Forage Legumes: Difficult for Farmers to resist?
This engaging 19.5-minute video is footage of Ian Wilkinson of Cotswold Seeds at Honeydale Farm, explaining the benefits and challenges of growing different and mixed forage legumes in his experience as a seed merchant.
He focuses on:
- Soil; how plant requirements such as deep rooting, nitrogen fixing, protein rich and providing food for pollinators can be met through combining species and benefit soil structure, fertility, biology and biota.
- Healthy livestock; benefits such as higher protein levels, lack of bloat, increased palatability, overall health and growth, and moving away from reliance on anthelmintic drugs. Also evaluates ryegrass, refers to research being carried out within Legume Plus, and links to farmers talking about benefits they have noticed for their livestock and soil of growing different species.
- Money in the bank; the challenges of making Honeydale Farm profitable. He refers to farmers who have developed effective systems of improving soil quality with legumes.
Findings & recommendations
- One grass, legume or herb species will not provide all you need for forage legumes; combining them provides flexible and robust mixtures.

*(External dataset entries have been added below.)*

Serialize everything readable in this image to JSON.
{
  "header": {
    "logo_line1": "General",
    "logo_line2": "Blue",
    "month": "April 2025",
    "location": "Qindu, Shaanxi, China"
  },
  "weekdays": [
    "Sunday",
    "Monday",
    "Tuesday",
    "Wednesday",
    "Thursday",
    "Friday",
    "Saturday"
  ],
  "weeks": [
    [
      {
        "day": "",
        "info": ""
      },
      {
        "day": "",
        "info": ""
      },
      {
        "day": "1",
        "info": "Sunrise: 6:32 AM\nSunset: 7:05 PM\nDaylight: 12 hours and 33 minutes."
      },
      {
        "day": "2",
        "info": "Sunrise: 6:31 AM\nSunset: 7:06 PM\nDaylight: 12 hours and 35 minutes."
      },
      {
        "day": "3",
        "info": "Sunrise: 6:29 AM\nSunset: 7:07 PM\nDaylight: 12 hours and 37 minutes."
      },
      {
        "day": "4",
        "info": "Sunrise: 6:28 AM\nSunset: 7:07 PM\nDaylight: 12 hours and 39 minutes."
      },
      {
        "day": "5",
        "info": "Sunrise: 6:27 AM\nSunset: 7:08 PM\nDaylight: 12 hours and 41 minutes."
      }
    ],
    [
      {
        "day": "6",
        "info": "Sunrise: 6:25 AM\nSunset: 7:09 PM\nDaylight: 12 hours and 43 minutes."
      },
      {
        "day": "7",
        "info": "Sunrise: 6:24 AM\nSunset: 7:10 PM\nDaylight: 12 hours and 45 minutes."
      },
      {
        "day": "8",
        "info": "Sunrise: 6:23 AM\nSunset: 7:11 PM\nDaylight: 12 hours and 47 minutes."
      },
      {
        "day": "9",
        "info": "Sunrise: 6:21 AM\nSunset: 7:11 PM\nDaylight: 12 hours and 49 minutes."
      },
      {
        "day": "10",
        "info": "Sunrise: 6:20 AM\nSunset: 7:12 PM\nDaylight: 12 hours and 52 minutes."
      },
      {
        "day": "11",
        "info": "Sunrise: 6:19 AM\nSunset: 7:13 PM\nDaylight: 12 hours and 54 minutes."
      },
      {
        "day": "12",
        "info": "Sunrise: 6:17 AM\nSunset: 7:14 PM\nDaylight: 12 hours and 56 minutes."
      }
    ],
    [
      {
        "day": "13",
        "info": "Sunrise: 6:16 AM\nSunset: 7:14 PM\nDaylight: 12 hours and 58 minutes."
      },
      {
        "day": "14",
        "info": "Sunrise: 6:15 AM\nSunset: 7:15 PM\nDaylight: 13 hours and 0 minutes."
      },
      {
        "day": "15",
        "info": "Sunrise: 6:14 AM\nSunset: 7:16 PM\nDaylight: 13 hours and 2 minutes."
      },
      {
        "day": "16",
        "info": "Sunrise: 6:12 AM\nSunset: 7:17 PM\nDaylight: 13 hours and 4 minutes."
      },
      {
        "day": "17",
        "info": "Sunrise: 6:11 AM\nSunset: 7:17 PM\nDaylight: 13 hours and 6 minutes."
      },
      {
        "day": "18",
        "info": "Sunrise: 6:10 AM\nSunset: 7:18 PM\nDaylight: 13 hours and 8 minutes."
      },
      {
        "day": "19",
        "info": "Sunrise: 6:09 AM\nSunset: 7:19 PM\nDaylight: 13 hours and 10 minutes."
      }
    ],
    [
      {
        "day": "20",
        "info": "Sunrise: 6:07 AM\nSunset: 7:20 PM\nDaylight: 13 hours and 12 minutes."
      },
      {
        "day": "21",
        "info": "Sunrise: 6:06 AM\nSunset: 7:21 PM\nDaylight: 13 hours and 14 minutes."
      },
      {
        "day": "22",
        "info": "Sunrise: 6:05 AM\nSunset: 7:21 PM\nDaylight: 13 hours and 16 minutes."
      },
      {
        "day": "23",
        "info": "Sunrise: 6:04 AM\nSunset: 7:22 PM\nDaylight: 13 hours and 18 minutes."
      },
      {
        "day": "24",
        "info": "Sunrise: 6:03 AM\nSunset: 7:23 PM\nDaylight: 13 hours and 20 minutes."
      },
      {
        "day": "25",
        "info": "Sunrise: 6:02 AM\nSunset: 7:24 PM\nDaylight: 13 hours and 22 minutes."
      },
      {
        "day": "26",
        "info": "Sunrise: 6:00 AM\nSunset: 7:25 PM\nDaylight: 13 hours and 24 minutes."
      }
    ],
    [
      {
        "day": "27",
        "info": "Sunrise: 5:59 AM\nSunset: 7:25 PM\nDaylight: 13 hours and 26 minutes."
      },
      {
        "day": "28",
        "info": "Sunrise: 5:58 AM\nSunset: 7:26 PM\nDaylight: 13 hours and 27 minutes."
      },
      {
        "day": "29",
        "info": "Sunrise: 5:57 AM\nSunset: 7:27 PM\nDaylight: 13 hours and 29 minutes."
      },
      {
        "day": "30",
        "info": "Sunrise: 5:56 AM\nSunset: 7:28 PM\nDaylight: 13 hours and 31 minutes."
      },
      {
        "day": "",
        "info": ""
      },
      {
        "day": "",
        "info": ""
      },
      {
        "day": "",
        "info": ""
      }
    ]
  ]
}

- Ryegrass is easy to establish and has cheap seed, but is shallow rooting, does not fix nitrogen (N) or provide pollinator food, and is not protein rich. If combined with species such as red clover and chicory, the deeper roots improve the soil structure, N is fixed in the soil, you provide pollinator forage, and soil life i.e. earthworms, protozoa and nematodes, gradually increases. The combination of crops allows animals access to grazing ground throughout the seasons and increased palatability and protein brings increased intake and growth.
- Combining plant species with different characteristics can substantially increase yields. Experiments across Northern Europe showed a 47% increase in yield with mixed species to that of one; in high and low soil N situations.
- Combined species can also provide healthy forage, improved soil quality, and reductions in costs. The proportions of each type of plant in a sward are important; 30 – 50% legumes should provide enough protein and fix enough N.
- Money spent on anthelmintic drugs could potentially be reduced by using plants such as sainfoin, birdsfoot trefoil and chicory.